[Opening SUPPLIED DATA section]

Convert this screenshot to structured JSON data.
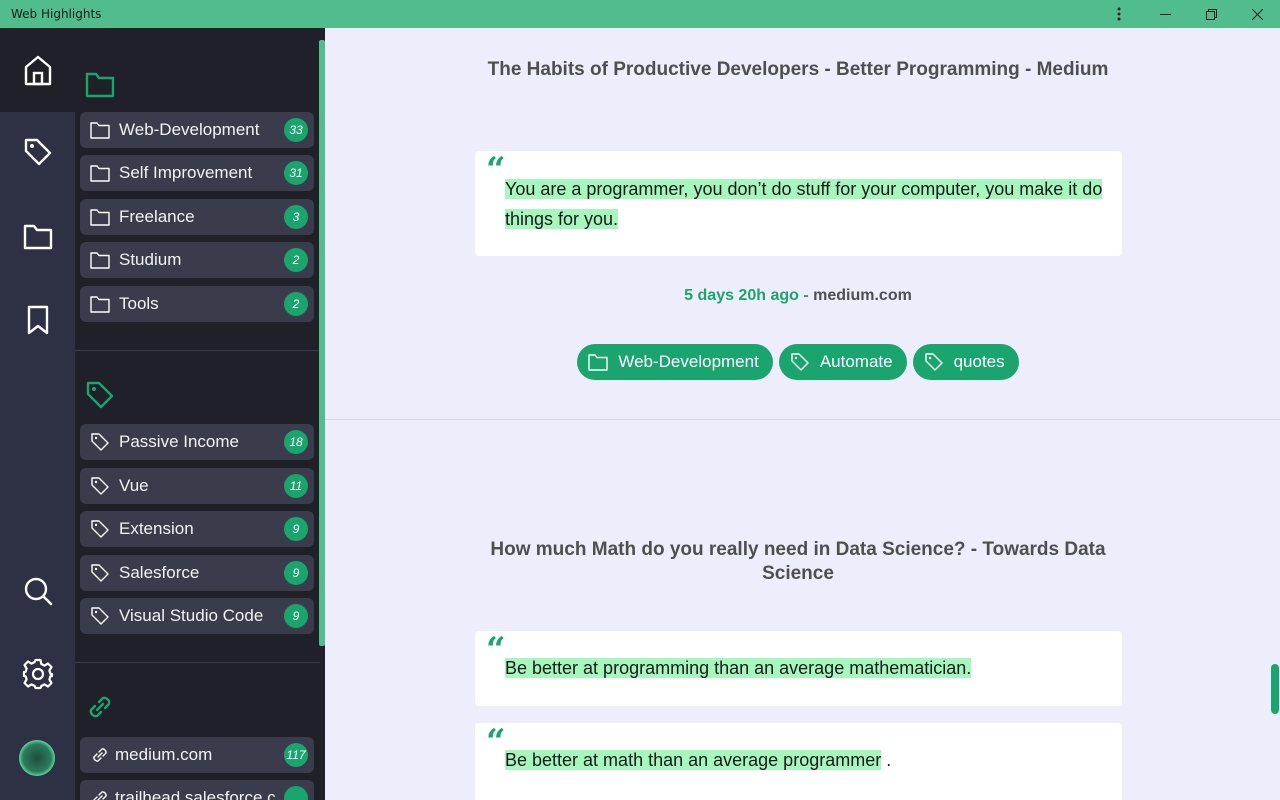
{
  "window": {
    "title": "Web Highlights"
  },
  "folders": [
    {
      "label": "Web-Development",
      "count": "33"
    },
    {
      "label": "Self Improvement",
      "count": "31"
    },
    {
      "label": "Freelance",
      "count": "3"
    },
    {
      "label": "Studium",
      "count": "2"
    },
    {
      "label": "Tools",
      "count": "2"
    }
  ],
  "tags": [
    {
      "label": "Passive Income",
      "count": "18"
    },
    {
      "label": "Vue",
      "count": "11"
    },
    {
      "label": "Extension",
      "count": "9"
    },
    {
      "label": "Salesforce",
      "count": "9"
    },
    {
      "label": "Visual Studio Code",
      "count": "9"
    }
  ],
  "domains": [
    {
      "label": "medium.com",
      "count": "117"
    },
    {
      "label": "trailhead.salesforce.c",
      "count": ""
    }
  ],
  "cards": [
    {
      "title": "The Habits of Productive Developers - Better Programming - Medium",
      "highlights": [
        {
          "text": "You are a programmer, you don’t do stuff for your computer, you make it do things for you.",
          "suffix": ""
        }
      ],
      "time": "5 days 20h ago -",
      "site": "medium.com",
      "chips": [
        {
          "icon": "folder-icon",
          "label": "Web-Development"
        },
        {
          "icon": "tag-icon",
          "label": "Automate"
        },
        {
          "icon": "tag-icon",
          "label": "quotes"
        }
      ]
    },
    {
      "title": "How much Math do you really need in Data Science? - Towards Data Science",
      "highlights": [
        {
          "text": "Be better at programming than an average mathematician.",
          "suffix": ""
        },
        {
          "text": "Be better at math than an average programmer",
          "suffix": " ."
        }
      ]
    }
  ],
  "colors": {
    "accent": "#1ba56e",
    "titlebar": "#52bd8c",
    "highlight": "#a6f7bd",
    "rail": "#2e3043",
    "panel": "#1f2028"
  }
}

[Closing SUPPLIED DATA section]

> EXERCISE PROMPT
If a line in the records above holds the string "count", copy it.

> RESPONSE AREA
      "count": "33"
      "count": "31"
      "count": "3"
      "count": "2"
      "count": "2"
      "count": "18"
      "count": "11"
      "count": "9"
      "count": "9"
      "count": "9"
      "count": "117"
      "count": ""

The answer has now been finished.